Star Fox Guard Review
Developer: Nintendo EAD/Platinum Games
Publisher: Nintendo of America
ESRB Rating: E10
A Copy Was Acquired Through the Purchase of Star Fox Zero
Nintendo seems to always be taking different takes and spins on different types of genres. Whether it be the shooting genre with Splatoon or racing with Mario Kart 8, we now have Nintendo trying their hand on the Tower Defense genre with Star Fox Guard. Needless to say, Nintendo has once again worked their magic, taking an already established genre they have not dealt with before and adding their own Nintendo Flare to it.
In Star Fox Guard you are the newest employee at Grippy Toad’s mining facility, your position is that of a security guard of sorts.
You have to protect the mining spot from an onslaught of robots coming into the facility from all angles. The moment a certain robot hits the core reactor, it’s game over. To defend the mining plant you are put in charge of a camera system around the plant. By using the Wii U gamepad you can switch between different cameras on the screen and shoot any incoming robots that are trying to enter the facility. And in a nutshell that is the gist of the entire game. For a tower defense game, this works extremely well. You will spend a lot of your time looking at the main TV’s 12 different cameras and using the Wii U gamepad to pick which one you want to focus on the most. The way the Wii U gamepad works with the TV in this case is almost flawless. While playing the game I actually got immersed in the experience where I felt I was actually a security guard managing several cameras at once.
Your main target in this game is the endless sea of robots attacking the mining facility. The game splits the robots up into two different classes. The Chaos class is meant for the sole purpose of distracting you from the other class. The chaos class will do its best to disrupt your camera signals from either temporarily shooting them down, to dropping smoke bombs, to abducting them straight from the game. You will have to balance your time out with thinking if it’s worth taking out the chaos class or focusing your effort on the combat class, the ones who are truly after the main reactor. Finding the balance for to taking out these kind of robots is crucial and will make the difference between a new high score and the mining facility falling.
One of the nice little touches this game had to offer was the amount of personality each robot had in the game. They made the game feel a bit more alive instead of just an army of clones marching into a maze to be shot at. Depending on their type they will react to being spotted on camera very differently, some will even try to hightail it out as fast as they can. It’s just a nice, simple touch that each robot has their own life and personality. The robots managed to breathe in a nice bit of life into the game. Despite some of them being downright annoying. Stupid UFOs, abducting my best cameras.
As you play through the game you unlock different camera upgrades in which you can give cameras special attributes. These attributes range from slowing down time to being able to lock onto and shoot multiple different enemies.
You unlock these upgrades, along with special missions, through leveling up. You gain experience by the amount of robots you defeat if you clear a mission by defeating all of the robots in the wave you will get an end of the round bonus.
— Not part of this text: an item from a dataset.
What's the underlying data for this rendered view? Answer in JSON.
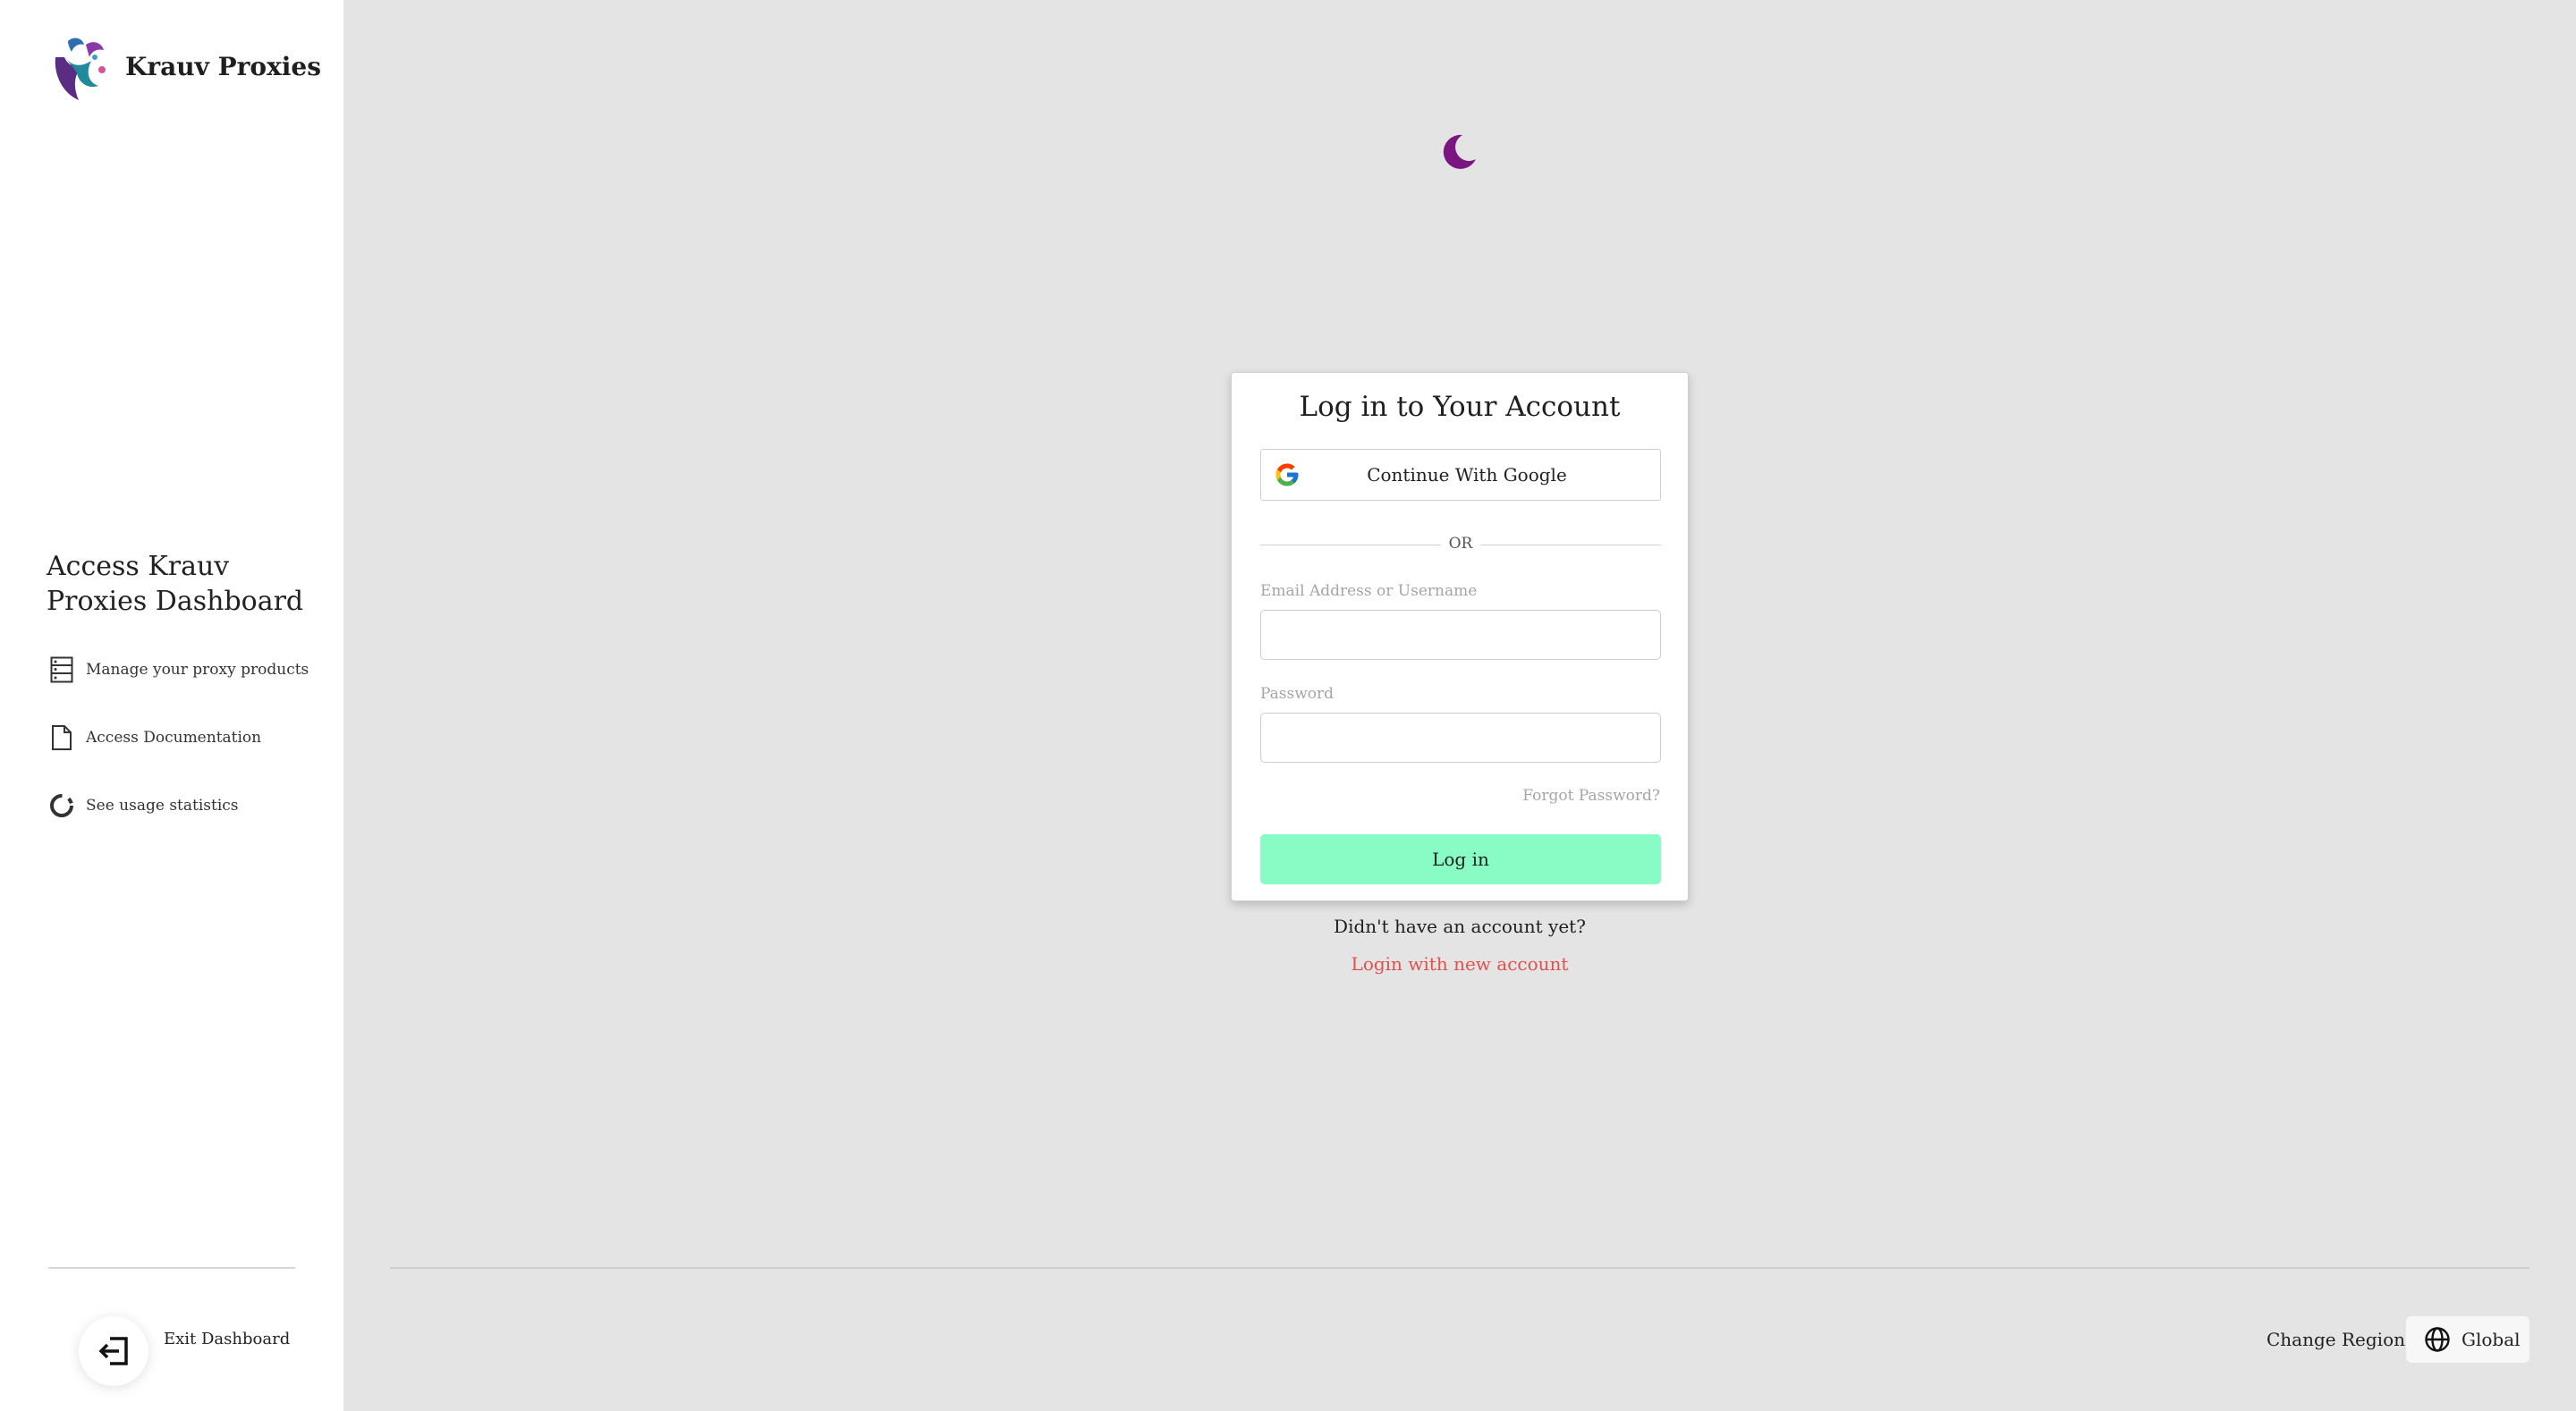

This is actually where the game tries to reel you in with replay value by replaying missions again, and re-doing challenge missions to gain more experience to unlock more cameras and missions.
In terms of length this game is a bit short when it comes to its main campaign, and can be completed in about three to five hours. Each of the different planets you have to defend offer their own unique maps, and offer very interesting boss encounters. The game also has a large amount of challenge missions you can unlock, these challenges will vary from either defeating an army of airborne enemies, to only being able to fight off enemies with two moveable cameras and many more options.
There is also an online component which in a nutshell is basically the single player campaign again, but instead you are fighting against wave of enemies constructed by other players in an attempt to increase your rank. If you manage to clear another player’s course your rank will go up, or if you create a map in which a player cannot complete your rank will also go up. It will go down, however, if you fail the mission so be careful when you do this.
However, I should now mention that this leads to another problem I have: the game at times can get a bit boring after extended periods of play. For a tower defense game, the game is very simplistic. The deepest part of its depth is deciding which cameras to use and which position you want to place them. I feel like more things could have been added to the game to prevent a bit of a grindy feel of going through hordes of robots. Sometimes, when things get really hectic, you can spin a camera around in a way that may not be the best way to leave it, and with the game being so fast paced you may not always have the time to recalibrate the camera back to normal. A simple button press allowing the player to put a camera back into its default spot would have been quite handy.Another thing that would have gone a long way would be mission briefings before each battle.
Before you start, you get a name of the mission you are about to do, see what combat class robots you will be fending off and then the mission starts. Getting a short blurb of text explaining what to expect in this wave of fighting would have been great.
Overall Star Fox Guard is a great experimental game into the Tower Defense genre, and while compared to more traditional Tower Defense games, it is a bit lacking in substance, it is still a solid first attempt, and I would love to see Nintendo and Platinum Games work more on this series and expand it into a wider scope.
+Solid Tower Defense Game
+Fun pick up and play
+Fun challenges while they last
-Little Replay Value